** Exercise directions **
Pictures aside, repeat every entry exactly.

(Entries from a dataset of interfaces)
○ ○ ○

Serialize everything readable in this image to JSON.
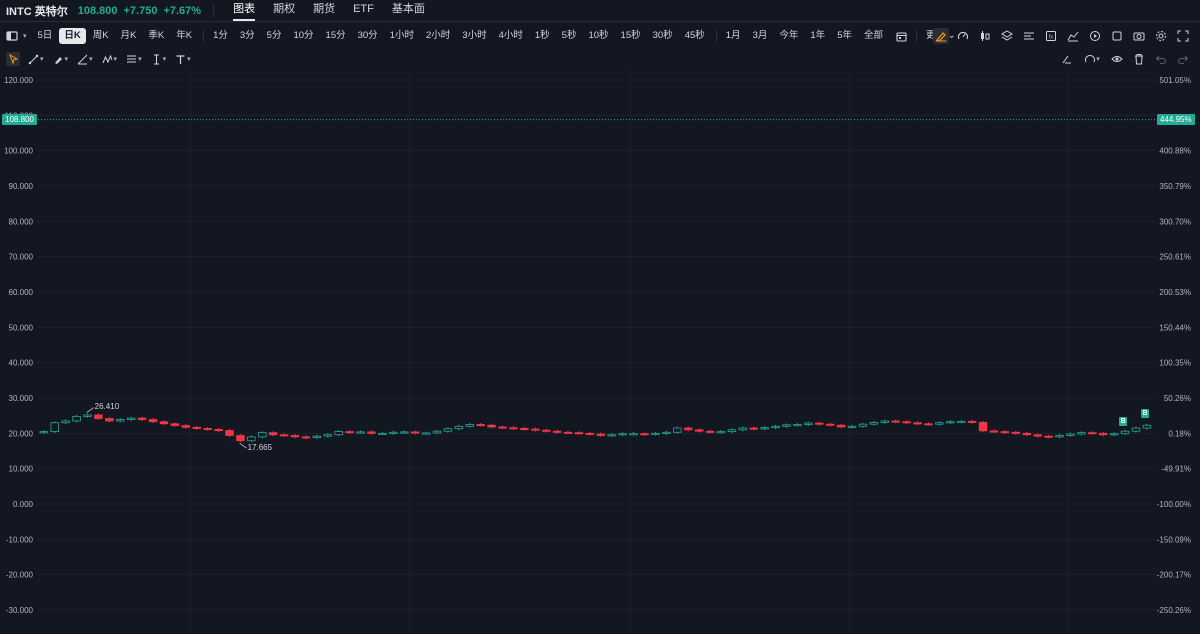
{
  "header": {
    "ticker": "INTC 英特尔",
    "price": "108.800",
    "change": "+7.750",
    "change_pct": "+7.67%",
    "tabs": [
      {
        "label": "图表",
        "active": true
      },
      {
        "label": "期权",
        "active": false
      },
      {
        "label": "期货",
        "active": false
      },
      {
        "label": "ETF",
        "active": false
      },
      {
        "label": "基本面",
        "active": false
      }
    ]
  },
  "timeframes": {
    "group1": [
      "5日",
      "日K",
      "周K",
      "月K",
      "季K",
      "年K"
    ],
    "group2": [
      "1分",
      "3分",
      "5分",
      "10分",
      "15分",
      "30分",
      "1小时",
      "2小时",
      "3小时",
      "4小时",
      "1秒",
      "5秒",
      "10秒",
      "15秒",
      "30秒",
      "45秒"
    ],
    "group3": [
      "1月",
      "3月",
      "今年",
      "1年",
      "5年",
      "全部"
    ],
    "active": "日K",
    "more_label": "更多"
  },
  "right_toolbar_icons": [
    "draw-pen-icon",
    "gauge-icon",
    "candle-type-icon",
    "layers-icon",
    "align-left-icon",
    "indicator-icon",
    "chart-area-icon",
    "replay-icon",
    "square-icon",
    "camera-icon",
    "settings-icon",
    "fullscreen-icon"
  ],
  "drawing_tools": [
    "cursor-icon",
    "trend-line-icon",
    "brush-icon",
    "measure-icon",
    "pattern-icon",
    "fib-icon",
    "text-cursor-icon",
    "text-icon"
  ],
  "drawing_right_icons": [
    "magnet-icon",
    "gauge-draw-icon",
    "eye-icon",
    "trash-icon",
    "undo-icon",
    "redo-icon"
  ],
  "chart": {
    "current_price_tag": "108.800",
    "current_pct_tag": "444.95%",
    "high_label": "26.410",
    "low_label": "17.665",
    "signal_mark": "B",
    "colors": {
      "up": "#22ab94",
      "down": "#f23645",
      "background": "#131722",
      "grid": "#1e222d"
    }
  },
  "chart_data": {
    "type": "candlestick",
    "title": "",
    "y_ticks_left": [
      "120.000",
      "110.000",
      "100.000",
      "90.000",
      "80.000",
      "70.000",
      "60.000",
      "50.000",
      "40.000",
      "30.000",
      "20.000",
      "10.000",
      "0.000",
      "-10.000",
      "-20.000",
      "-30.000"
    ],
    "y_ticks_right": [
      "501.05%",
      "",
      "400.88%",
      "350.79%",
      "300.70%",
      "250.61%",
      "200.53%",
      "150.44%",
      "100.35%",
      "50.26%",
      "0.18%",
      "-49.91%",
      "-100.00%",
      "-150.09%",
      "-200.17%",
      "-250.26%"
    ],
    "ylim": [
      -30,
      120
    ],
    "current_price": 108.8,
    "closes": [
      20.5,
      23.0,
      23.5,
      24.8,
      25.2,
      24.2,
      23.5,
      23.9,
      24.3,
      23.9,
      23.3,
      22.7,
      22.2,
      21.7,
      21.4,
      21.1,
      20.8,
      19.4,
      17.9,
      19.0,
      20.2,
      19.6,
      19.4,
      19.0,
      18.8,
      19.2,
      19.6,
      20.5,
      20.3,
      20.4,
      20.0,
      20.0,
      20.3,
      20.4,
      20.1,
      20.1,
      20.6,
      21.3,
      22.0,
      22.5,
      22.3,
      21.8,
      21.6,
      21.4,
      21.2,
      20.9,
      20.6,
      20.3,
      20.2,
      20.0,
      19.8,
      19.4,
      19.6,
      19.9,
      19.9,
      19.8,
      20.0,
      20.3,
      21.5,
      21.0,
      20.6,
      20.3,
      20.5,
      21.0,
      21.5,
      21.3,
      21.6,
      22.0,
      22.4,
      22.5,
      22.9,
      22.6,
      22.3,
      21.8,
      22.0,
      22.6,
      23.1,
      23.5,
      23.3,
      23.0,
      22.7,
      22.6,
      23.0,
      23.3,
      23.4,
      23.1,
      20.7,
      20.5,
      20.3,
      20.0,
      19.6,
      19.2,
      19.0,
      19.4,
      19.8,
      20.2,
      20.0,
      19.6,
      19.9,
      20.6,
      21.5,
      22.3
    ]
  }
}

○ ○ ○

** Answer section **
Serialize everything readable in this image to JSON.
{
  "header": {
    "ticker": "INTC 英特尔",
    "price": "108.800",
    "change": "+7.750",
    "change_pct": "+7.67%",
    "tabs": [
      {
        "label": "图表",
        "active": true
      },
      {
        "label": "期权",
        "active": false
      },
      {
        "label": "期货",
        "active": false
      },
      {
        "label": "ETF",
        "active": false
      },
      {
        "label": "基本面",
        "active": false
      }
    ]
  },
  "timeframes": {
    "group1": [
      "5日",
      "日K",
      "周K",
      "月K",
      "季K",
      "年K"
    ],
    "group2": [
      "1分",
      "3分",
      "5分",
      "10分",
      "15分",
      "30分",
      "1小时",
      "2小时",
      "3小时",
      "4小时",
      "1秒",
      "5秒",
      "10秒",
      "15秒",
      "30秒",
      "45秒"
    ],
    "group3": [
      "1月",
      "3月",
      "今年",
      "1年",
      "5年",
      "全部"
    ],
    "active": "日K",
    "more_label": "更多"
  },
  "right_toolbar_icons": [
    "draw-pen-icon",
    "gauge-icon",
    "candle-type-icon",
    "layers-icon",
    "align-left-icon",
    "indicator-icon",
    "chart-area-icon",
    "replay-icon",
    "square-icon",
    "camera-icon",
    "settings-icon",
    "fullscreen-icon"
  ],
  "drawing_tools": [
    "cursor-icon",
    "trend-line-icon",
    "brush-icon",
    "measure-icon",
    "pattern-icon",
    "fib-icon",
    "text-cursor-icon",
    "text-icon"
  ],
  "drawing_right_icons": [
    "magnet-icon",
    "gauge-draw-icon",
    "eye-icon",
    "trash-icon",
    "undo-icon",
    "redo-icon"
  ],
  "chart": {
    "current_price_tag": "108.800",
    "current_pct_tag": "444.95%",
    "high_label": "26.410",
    "low_label": "17.665",
    "signal_mark": "B",
    "colors": {
      "up": "#22ab94",
      "down": "#f23645",
      "background": "#131722",
      "grid": "#1e222d"
    }
  },
  "chart_data": {
    "type": "candlestick",
    "title": "",
    "y_ticks_left": [
      "120.000",
      "110.000",
      "100.000",
      "90.000",
      "80.000",
      "70.000",
      "60.000",
      "50.000",
      "40.000",
      "30.000",
      "20.000",
      "10.000",
      "0.000",
      "-10.000",
      "-20.000",
      "-30.000"
    ],
    "y_ticks_right": [
      "501.05%",
      "",
      "400.88%",
      "350.79%",
      "300.70%",
      "250.61%",
      "200.53%",
      "150.44%",
      "100.35%",
      "50.26%",
      "0.18%",
      "-49.91%",
      "-100.00%",
      "-150.09%",
      "-200.17%",
      "-250.26%"
    ],
    "ylim": [
      -30,
      120
    ],
    "current_price": 108.8,
    "closes": [
      20.5,
      23.0,
      23.5,
      24.8,
      25.2,
      24.2,
      23.5,
      23.9,
      24.3,
      23.9,
      23.3,
      22.7,
      22.2,
      21.7,
      21.4,
      21.1,
      20.8,
      19.4,
      17.9,
      19.0,
      20.2,
      19.6,
      19.4,
      19.0,
      18.8,
      19.2,
      19.6,
      20.5,
      20.3,
      20.4,
      20.0,
      20.0,
      20.3,
      20.4,
      20.1,
      20.1,
      20.6,
      21.3,
      22.0,
      22.5,
      22.3,
      21.8,
      21.6,
      21.4,
      21.2,
      20.9,
      20.6,
      20.3,
      20.2,
      20.0,
      19.8,
      19.4,
      19.6,
      19.9,
      19.9,
      19.8,
      20.0,
      20.3,
      21.5,
      21.0,
      20.6,
      20.3,
      20.5,
      21.0,
      21.5,
      21.3,
      21.6,
      22.0,
      22.4,
      22.5,
      22.9,
      22.6,
      22.3,
      21.8,
      22.0,
      22.6,
      23.1,
      23.5,
      23.3,
      23.0,
      22.7,
      22.6,
      23.0,
      23.3,
      23.4,
      23.1,
      20.7,
      20.5,
      20.3,
      20.0,
      19.6,
      19.2,
      19.0,
      19.4,
      19.8,
      20.2,
      20.0,
      19.6,
      19.9,
      20.6,
      21.5,
      22.3
    ]
  }
}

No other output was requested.